What do you think is the most difficult thing in life? Personally, I think it is making a decision to surge ahead or stay back; to “go for it” or to wait. Yes, the toughest decision is whether or not risk it all, or risk nothing at all.
Of course, as a society, we reward those who make the choice to surge ahead and then go on to win. But we tend to butcher those who do the same and then go on to lose.
“They were careless,” we often say. And sometimes they were.
Yet the toughest part has nothing to do with having the guts to go forward. It is in having the patience to wait. Nothing is more difficult than having to wait. And waiting is often tough because of one word that has, with time, taken on a very negative connotation. That one word is “postponement.”
Postponement is one of the least respected words in the English language and rarely do you see the world use it in a positive way. Yet often, postponement is exactly what, in hindsight, is most appropriate.
Of course, there are plenty of situations where you might think postponement is the best action to take. Yet rarely do you put things off, simply because society hates and disrespects postponement. Why is that?
According to Mr. Dictionary, postponement means to put something off to a later time or to defer. It also means to place something after, in order of importance or estimation; to subordinate.
So, “to place in order of importance” also can be seen as being synonymous with being organized or being on top of things. And to “subordinate” can often times mean “to sacrifice” or to put others first. So, in that context, rather than being a villain, postponement might be considered a heroic act.
James Rohn, the American entrepreneur, author and motivational speaker once said: “Happiness is not something you postpone for the future; it is something you design for the present.” In that context, the word "postpone" is being used in a negative context.
Meanwhile, Tertullian, a prolific early Christian author from Carthage, in the Roman province of Africa once said: “Indeed, it is better to postpone, lest either we complete too little by hurrying, or wander too long in completing it.”
Tertullian is speaking of postponement in a positive way, saying that we should use it to delay things so that we might be able to savor them or better use our situation.
In other words, we should not rush through something, lest we not enjoy it and, in that way, postponement can be an ally. But then he adds that we should not wander too long in completing it, either.
Somewhere, too, in all of that, is a hint at what the apostle Paul said in the Bible in Philippians 4:11: “Not that I speak from want, for I have learned to be content in whatever circumstances I am.”

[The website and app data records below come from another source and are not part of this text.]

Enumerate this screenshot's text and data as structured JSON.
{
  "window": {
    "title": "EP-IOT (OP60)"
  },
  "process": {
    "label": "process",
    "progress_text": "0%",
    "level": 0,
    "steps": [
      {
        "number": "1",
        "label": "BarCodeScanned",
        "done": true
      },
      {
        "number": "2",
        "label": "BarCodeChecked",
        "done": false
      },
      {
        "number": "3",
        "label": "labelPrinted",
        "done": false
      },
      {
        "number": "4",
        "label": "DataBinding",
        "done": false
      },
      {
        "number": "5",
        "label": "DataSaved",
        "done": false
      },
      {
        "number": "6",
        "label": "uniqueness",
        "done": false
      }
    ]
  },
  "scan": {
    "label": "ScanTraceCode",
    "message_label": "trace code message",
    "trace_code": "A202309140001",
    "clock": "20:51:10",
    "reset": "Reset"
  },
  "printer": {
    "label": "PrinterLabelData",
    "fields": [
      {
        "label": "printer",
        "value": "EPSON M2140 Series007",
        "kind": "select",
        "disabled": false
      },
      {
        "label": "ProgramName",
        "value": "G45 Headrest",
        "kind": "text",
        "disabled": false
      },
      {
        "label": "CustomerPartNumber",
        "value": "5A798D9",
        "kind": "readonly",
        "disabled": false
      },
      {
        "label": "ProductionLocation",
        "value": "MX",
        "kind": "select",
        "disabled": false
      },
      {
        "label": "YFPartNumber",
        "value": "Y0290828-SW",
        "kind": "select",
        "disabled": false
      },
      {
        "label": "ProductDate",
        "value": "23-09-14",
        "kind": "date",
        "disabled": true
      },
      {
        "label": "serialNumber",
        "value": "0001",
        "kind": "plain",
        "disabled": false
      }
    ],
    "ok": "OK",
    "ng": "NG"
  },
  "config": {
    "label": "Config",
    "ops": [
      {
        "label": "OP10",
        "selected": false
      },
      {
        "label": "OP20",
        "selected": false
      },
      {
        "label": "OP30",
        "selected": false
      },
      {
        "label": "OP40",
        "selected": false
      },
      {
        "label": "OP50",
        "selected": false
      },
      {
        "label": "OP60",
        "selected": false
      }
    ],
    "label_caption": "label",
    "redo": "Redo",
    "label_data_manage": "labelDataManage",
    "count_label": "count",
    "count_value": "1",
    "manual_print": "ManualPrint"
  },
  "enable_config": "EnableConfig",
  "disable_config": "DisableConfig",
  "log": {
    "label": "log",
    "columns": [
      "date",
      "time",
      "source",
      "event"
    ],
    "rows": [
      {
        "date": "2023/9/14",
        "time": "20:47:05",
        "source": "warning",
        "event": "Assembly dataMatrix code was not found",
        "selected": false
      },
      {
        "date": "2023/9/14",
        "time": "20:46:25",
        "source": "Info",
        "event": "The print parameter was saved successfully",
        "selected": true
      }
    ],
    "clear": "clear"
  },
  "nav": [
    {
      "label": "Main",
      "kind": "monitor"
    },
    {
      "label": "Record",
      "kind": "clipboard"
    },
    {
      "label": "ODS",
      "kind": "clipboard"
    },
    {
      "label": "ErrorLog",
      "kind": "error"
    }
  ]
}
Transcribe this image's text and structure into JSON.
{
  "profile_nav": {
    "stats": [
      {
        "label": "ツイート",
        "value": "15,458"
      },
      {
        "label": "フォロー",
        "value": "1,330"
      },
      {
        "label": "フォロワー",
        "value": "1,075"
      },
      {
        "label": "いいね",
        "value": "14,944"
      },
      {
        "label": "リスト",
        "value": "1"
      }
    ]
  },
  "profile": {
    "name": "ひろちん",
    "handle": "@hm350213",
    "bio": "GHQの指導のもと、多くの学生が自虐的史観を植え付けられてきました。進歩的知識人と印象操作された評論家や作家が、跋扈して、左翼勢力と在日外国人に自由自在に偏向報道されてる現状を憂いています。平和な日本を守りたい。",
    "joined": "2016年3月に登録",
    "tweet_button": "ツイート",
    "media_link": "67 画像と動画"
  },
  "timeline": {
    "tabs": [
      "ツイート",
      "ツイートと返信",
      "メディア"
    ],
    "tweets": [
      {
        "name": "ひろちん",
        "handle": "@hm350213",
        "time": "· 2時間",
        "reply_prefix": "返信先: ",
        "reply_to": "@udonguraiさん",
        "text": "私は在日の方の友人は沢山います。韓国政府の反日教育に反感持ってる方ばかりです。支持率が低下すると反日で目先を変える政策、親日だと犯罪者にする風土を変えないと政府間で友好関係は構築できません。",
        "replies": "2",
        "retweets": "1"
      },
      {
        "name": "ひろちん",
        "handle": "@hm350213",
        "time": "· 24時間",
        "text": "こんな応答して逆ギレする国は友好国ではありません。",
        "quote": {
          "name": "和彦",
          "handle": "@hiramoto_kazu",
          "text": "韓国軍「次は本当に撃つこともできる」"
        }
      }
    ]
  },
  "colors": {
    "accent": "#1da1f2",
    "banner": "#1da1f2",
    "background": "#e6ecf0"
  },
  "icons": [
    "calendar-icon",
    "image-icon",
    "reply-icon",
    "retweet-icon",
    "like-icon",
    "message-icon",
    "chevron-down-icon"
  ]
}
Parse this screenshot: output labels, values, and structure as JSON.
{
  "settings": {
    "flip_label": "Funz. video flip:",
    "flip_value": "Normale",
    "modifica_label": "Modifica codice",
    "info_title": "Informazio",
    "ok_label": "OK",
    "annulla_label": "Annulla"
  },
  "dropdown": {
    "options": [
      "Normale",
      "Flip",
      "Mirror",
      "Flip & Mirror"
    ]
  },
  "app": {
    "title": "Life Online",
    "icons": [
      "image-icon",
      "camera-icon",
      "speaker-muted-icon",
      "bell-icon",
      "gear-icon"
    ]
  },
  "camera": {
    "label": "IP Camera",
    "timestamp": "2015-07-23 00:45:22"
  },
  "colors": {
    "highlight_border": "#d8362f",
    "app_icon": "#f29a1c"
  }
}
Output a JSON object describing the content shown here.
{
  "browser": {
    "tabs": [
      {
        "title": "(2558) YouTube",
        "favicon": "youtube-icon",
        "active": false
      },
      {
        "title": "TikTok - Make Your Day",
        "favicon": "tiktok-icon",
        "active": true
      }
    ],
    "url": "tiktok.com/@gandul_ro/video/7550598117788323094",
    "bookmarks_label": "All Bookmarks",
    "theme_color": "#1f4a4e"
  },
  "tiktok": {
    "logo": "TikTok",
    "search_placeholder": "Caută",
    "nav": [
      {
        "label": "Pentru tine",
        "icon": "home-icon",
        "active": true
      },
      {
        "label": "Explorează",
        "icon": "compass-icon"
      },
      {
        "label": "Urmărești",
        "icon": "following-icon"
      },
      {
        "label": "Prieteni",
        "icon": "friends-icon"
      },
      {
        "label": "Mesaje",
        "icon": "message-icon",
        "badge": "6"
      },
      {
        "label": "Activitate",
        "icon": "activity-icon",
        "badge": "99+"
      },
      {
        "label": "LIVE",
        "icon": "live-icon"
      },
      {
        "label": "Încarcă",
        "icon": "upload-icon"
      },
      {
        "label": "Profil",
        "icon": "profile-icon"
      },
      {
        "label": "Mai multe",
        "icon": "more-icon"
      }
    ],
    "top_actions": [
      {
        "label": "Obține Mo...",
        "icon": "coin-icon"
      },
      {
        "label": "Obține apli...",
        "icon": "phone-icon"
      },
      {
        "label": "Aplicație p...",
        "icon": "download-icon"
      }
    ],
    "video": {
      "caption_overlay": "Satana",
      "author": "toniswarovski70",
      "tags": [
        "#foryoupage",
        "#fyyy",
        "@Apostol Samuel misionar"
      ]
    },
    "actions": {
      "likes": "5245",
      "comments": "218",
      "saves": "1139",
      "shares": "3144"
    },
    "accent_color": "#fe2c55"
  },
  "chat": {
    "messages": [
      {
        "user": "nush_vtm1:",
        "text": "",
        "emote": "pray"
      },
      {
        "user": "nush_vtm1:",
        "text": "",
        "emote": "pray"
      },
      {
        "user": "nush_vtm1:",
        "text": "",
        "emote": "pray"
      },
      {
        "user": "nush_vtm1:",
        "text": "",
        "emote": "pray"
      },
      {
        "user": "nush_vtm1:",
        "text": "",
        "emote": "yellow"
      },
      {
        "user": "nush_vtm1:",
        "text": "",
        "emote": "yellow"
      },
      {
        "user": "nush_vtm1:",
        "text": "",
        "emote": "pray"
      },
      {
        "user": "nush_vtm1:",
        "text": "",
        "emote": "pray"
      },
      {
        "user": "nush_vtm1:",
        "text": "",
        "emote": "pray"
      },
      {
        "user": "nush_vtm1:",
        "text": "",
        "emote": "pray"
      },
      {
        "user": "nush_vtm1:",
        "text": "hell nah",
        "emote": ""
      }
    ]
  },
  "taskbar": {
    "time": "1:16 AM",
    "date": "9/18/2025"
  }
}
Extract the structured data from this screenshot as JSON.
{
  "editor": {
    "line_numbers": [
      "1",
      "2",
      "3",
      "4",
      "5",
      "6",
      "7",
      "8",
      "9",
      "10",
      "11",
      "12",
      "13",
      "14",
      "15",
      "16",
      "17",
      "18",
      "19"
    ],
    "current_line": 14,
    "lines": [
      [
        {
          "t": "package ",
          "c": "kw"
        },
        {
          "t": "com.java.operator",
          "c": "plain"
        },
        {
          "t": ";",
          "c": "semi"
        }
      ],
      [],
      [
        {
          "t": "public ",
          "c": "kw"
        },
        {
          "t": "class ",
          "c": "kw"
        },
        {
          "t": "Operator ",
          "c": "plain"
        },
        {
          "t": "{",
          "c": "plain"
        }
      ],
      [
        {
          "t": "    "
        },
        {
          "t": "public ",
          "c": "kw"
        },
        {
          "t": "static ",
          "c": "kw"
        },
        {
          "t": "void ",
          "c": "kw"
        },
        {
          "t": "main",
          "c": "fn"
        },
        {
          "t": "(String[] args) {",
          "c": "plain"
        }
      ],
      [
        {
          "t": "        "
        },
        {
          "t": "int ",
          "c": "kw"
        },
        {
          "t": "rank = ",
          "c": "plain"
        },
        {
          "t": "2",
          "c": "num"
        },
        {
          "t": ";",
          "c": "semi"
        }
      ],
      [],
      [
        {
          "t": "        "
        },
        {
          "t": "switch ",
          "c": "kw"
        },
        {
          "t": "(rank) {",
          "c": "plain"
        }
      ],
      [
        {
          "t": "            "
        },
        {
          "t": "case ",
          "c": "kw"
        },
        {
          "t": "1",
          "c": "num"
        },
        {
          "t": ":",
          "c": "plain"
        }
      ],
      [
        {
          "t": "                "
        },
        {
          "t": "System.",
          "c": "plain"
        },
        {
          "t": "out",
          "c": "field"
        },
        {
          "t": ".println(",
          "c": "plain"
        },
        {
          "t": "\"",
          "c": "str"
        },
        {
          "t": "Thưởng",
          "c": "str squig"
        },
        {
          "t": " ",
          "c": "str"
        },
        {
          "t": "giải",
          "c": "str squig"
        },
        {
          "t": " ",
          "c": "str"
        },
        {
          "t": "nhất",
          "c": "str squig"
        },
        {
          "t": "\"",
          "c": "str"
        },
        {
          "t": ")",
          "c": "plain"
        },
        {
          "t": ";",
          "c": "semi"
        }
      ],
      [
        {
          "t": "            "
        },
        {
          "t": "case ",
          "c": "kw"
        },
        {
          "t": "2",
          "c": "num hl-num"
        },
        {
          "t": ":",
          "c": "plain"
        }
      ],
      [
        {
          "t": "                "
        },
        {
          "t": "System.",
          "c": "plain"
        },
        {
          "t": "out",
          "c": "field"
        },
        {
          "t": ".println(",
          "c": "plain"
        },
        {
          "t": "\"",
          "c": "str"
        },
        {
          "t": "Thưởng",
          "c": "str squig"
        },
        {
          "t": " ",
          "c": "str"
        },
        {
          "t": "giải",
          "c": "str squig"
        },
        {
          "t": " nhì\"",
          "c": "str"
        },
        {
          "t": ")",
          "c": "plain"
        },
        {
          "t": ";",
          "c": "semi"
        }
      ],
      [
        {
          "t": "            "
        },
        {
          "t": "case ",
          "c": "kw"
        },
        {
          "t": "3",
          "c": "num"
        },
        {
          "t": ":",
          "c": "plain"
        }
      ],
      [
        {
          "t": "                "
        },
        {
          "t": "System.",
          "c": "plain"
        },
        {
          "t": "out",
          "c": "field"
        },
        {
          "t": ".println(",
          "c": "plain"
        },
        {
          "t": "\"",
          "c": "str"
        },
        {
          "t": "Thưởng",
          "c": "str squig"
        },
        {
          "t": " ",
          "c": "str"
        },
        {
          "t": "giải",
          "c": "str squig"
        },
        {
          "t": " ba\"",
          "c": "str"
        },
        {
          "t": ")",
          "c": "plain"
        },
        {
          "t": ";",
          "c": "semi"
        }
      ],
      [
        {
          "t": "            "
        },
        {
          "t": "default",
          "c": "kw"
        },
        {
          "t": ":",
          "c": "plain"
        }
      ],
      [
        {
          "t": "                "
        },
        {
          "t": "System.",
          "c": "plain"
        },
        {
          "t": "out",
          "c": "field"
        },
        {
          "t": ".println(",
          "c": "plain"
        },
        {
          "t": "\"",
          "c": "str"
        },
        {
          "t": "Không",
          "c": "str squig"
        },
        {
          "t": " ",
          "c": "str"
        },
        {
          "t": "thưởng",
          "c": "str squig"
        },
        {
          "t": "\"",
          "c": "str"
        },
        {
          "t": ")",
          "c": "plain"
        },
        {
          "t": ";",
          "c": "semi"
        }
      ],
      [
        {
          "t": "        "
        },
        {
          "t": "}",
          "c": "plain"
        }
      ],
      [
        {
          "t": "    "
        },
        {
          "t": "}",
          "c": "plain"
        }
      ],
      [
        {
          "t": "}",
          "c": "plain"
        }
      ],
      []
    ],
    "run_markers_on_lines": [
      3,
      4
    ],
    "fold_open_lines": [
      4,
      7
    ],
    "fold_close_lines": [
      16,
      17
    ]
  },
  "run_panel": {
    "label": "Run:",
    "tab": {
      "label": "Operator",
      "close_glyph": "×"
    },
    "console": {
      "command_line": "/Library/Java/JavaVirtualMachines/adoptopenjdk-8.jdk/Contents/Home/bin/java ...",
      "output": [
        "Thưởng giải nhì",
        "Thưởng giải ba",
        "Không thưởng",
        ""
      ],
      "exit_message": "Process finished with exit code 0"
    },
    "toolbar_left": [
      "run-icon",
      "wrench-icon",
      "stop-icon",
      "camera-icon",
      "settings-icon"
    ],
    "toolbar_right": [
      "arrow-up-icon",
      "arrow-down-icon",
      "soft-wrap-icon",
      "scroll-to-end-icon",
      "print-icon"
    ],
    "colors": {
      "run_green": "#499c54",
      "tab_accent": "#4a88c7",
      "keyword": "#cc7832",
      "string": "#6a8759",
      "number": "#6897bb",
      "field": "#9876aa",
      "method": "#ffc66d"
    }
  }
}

That’s really the most difficult thing in life, isn’t it? To be content in whatever circumstance.
And yet, to be content in every circumstance, there is still one thing that you must do. You still must “go for it.”